--- Records shown ---
****************************************
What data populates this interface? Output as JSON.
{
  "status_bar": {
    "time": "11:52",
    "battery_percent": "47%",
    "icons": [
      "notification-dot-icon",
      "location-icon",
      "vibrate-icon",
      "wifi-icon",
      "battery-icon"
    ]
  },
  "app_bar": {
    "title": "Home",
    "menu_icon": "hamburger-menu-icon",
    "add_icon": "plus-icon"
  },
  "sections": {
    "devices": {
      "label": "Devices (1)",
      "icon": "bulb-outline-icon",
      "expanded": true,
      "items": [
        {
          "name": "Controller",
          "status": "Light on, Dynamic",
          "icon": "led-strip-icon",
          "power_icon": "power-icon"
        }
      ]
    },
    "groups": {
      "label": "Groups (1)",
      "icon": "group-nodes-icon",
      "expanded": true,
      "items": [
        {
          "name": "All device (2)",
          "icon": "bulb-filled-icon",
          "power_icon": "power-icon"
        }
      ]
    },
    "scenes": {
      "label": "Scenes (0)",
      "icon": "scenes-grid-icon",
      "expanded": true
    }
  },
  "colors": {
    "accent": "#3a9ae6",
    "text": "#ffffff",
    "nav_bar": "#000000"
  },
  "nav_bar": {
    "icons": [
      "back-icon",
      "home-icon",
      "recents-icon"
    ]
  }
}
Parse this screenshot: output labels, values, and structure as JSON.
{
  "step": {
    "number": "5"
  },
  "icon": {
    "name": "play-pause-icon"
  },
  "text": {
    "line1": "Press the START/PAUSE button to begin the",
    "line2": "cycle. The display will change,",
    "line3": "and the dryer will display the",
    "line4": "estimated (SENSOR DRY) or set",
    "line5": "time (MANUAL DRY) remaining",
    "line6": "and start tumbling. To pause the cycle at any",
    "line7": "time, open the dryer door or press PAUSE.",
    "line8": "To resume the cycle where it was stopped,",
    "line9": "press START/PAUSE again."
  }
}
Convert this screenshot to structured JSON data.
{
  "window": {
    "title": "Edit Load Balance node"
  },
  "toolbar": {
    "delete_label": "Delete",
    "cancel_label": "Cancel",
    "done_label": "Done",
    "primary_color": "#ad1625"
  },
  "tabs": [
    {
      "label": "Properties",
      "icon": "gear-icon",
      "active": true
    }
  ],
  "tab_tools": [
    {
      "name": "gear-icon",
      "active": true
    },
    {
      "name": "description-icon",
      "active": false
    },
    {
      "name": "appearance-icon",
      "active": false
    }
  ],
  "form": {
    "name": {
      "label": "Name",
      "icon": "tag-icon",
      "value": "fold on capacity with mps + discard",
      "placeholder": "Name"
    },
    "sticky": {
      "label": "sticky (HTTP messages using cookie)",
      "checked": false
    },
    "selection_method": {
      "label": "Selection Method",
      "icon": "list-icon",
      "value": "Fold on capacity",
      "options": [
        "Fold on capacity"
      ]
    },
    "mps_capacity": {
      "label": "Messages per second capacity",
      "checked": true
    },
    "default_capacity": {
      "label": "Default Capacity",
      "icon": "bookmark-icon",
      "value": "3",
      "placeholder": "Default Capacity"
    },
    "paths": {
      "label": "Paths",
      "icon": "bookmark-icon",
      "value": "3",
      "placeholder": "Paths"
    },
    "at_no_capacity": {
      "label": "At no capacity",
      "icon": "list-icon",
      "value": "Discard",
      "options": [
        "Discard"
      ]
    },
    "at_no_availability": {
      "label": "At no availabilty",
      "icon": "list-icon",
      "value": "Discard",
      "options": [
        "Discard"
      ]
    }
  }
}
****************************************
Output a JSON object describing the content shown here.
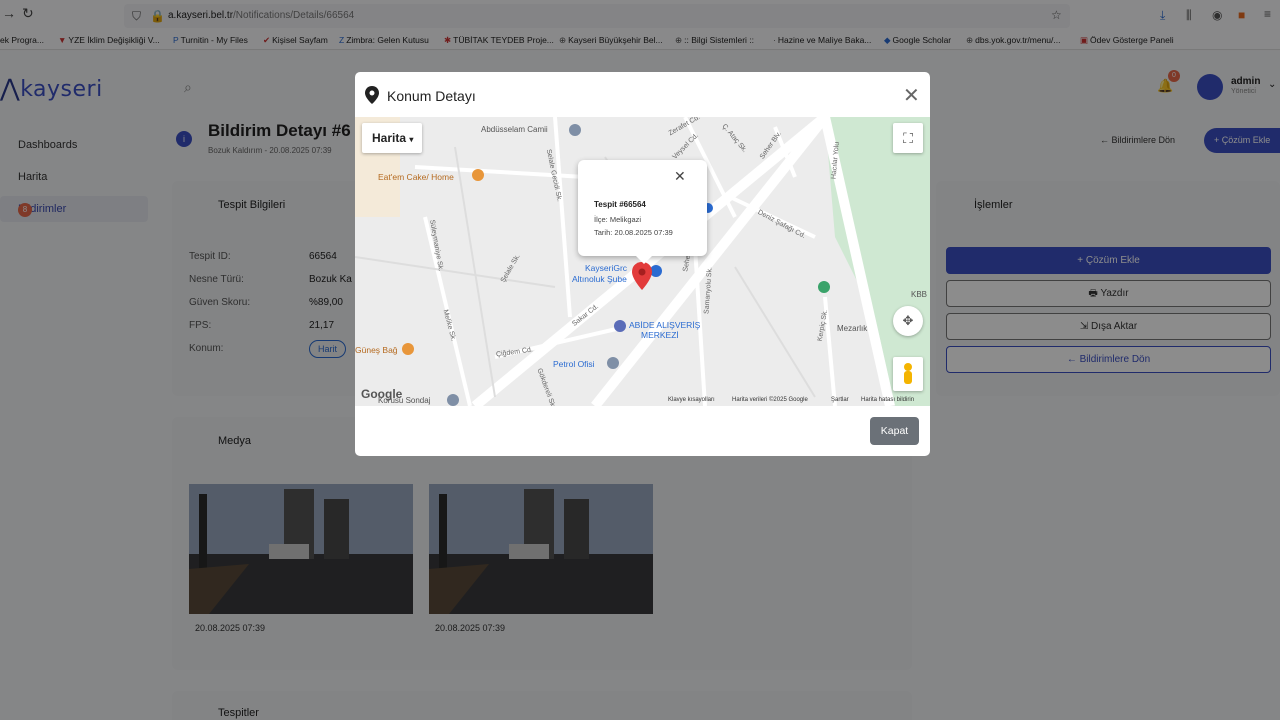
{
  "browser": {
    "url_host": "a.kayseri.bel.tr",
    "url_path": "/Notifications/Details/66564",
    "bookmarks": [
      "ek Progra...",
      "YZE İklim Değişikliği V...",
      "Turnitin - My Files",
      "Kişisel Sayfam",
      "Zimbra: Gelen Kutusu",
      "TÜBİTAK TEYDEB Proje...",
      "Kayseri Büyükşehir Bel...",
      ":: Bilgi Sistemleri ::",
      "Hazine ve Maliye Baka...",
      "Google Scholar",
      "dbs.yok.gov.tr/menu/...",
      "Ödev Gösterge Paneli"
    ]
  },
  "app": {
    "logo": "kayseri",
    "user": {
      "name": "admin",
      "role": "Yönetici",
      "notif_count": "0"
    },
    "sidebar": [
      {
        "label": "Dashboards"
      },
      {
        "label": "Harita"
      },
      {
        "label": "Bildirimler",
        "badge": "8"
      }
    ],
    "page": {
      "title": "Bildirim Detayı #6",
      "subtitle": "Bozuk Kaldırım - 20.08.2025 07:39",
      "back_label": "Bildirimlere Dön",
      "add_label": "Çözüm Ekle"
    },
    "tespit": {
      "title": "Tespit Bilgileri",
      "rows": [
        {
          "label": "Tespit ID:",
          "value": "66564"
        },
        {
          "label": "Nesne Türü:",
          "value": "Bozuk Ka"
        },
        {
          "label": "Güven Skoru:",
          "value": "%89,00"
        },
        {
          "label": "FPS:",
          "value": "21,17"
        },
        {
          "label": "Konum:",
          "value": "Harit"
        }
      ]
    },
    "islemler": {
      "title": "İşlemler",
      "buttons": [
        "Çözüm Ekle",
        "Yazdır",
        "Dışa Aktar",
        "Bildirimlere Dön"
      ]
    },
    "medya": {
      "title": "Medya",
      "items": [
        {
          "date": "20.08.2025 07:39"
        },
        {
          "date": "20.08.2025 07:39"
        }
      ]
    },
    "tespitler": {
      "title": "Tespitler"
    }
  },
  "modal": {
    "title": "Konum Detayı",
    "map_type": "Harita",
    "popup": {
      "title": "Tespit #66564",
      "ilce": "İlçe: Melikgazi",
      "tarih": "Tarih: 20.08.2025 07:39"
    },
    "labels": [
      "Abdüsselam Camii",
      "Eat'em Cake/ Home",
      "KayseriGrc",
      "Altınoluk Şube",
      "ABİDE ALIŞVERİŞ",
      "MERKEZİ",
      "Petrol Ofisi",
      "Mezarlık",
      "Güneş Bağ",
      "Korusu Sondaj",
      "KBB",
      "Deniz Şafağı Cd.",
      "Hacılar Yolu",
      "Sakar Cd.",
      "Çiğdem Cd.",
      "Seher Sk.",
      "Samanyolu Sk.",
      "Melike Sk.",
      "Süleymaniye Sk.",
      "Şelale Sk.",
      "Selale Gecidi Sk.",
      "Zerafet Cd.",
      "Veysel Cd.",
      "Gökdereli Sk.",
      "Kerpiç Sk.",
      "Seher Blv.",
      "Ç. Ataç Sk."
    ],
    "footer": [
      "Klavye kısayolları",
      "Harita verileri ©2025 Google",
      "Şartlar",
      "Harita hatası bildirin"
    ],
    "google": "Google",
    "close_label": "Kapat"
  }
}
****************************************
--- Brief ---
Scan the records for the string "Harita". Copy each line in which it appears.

--- Solution to this exercise ---
        "label": "Harita"
    "map_type": "Harita",
      "Harita verileri ©2025 Google",
      "Harita hatası bildirin"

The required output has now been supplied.